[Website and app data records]
::::::::
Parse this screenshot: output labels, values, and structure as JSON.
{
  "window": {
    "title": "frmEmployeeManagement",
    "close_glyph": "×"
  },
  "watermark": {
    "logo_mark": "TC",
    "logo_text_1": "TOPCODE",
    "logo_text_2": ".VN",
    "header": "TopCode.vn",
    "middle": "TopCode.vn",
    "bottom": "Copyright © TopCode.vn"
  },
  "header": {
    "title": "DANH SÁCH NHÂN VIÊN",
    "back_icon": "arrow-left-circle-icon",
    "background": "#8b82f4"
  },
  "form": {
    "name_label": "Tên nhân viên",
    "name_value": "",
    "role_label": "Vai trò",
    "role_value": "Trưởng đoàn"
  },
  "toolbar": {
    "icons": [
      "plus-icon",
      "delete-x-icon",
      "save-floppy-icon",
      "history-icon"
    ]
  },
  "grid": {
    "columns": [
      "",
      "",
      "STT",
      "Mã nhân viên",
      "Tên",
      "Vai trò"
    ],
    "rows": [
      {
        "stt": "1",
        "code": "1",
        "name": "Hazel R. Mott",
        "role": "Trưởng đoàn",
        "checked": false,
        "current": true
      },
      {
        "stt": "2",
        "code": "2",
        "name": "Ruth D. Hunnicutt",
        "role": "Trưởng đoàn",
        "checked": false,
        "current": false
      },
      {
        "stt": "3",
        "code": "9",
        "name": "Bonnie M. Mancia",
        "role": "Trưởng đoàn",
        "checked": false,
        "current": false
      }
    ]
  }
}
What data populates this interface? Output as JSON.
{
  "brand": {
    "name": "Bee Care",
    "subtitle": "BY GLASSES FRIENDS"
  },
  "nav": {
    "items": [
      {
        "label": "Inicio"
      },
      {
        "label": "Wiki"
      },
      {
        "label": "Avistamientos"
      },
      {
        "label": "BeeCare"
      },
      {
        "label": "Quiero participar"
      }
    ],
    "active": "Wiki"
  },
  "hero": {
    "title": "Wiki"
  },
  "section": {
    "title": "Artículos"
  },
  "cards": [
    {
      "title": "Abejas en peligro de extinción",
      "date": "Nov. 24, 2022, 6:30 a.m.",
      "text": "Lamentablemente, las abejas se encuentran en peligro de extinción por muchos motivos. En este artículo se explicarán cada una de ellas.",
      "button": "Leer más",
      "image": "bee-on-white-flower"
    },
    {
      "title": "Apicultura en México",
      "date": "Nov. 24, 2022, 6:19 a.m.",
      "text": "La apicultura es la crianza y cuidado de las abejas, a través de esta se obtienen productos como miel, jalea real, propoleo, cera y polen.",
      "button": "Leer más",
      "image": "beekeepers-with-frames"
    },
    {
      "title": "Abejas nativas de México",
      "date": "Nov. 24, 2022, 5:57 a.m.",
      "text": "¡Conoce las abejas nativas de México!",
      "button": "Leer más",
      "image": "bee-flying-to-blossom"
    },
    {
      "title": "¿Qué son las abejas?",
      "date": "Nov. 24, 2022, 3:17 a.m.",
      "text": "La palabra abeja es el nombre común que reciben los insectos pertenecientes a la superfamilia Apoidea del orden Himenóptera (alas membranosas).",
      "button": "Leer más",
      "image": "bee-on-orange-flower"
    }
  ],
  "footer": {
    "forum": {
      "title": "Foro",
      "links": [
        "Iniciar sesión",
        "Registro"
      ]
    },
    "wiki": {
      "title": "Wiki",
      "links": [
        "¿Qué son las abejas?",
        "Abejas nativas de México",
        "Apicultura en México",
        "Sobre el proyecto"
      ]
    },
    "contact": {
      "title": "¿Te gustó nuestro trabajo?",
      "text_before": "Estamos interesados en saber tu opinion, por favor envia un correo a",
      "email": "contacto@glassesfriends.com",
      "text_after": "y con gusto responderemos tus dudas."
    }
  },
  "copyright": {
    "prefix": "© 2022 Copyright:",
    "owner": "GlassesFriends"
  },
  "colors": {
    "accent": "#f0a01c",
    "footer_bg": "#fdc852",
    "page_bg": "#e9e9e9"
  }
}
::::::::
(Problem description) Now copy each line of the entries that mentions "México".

(Output for this exercise)
      "title": "Apicultura en México",
      "title": "Abejas nativas de México",
      "text": "¡Conoce las abejas nativas de México!",
        "Abejas nativas de México",
        "Apicultura en México",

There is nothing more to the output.